By default, RIP updates are forwarded out all RIP enabled interfaces. However, RIP updates really only need to be sent out interfaces connecting to other RIP enabled routers.

For instance, refer to the topology in Figure 1. RIP sends updates out of its G0/0 interface even though no RIP device exists on that LAN. R1 has no way of knowing this and, as a result, sends an update every 30 seconds. Sending out unneeded updates on a LAN impacts the network in three ways:

Use the passive-interface router configuration command to prevent the transmission of routing updates through a router interface, but still allow that network to be advertised to other routers. The command stops routing updates out the specified interface. However, the network that the specified interface belongs to is still advertised in routing updates that are sent out other interfaces.

There is no need for R1, R2, and R3 to forward RIP updates out of their LAN interfaces. The configuration in Figure 2 identifies the R1 G0/0 interface as passive. The show ip protocols command is then used to verify that the Gigabit Ethernet interface was passive. Notice that the G0/0 interface is no longer listed as sending or receiving version 2 updates, but instead is now listed under the Passive Interface(s) section. Also notice that the network is still listed under Routing for Networks, which means that this network is still included as a route entry in RIP updates that are sent to R2.

Note: All routing protocols support the passive-interface command.

Use the Syntax Checker in Figure 3 to configure the LAN interface as a passive interface on R2 and R3.

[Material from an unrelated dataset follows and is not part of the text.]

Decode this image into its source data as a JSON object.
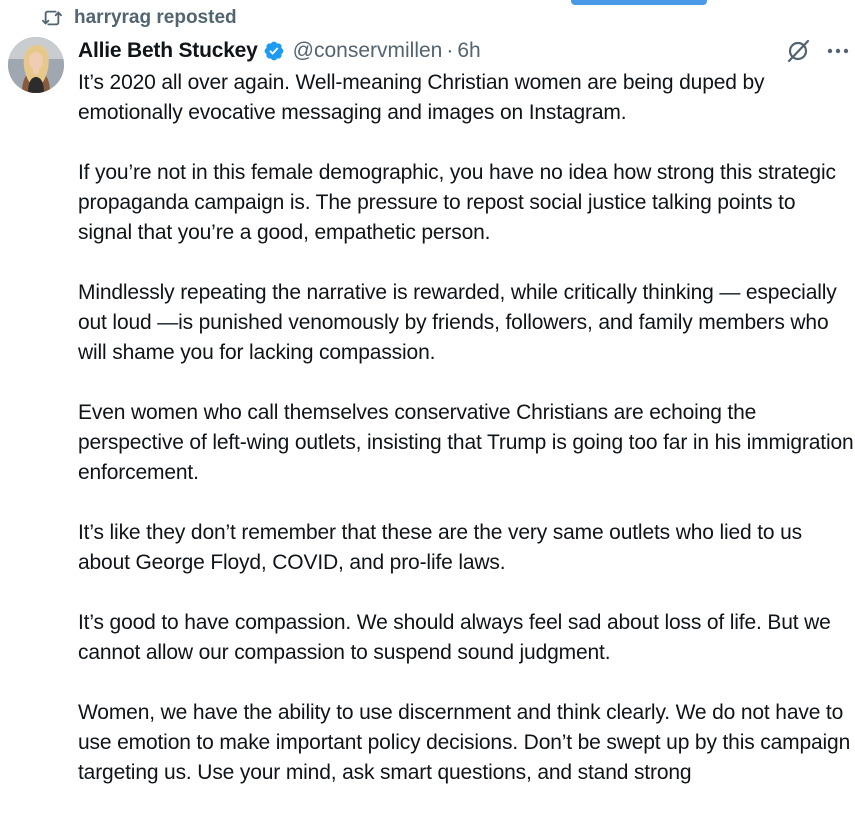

As an alternative, all interfaces can be made passive using the passive-interface default command. Interfaces that should not be passive can be re-enabled using the no passive-interface command.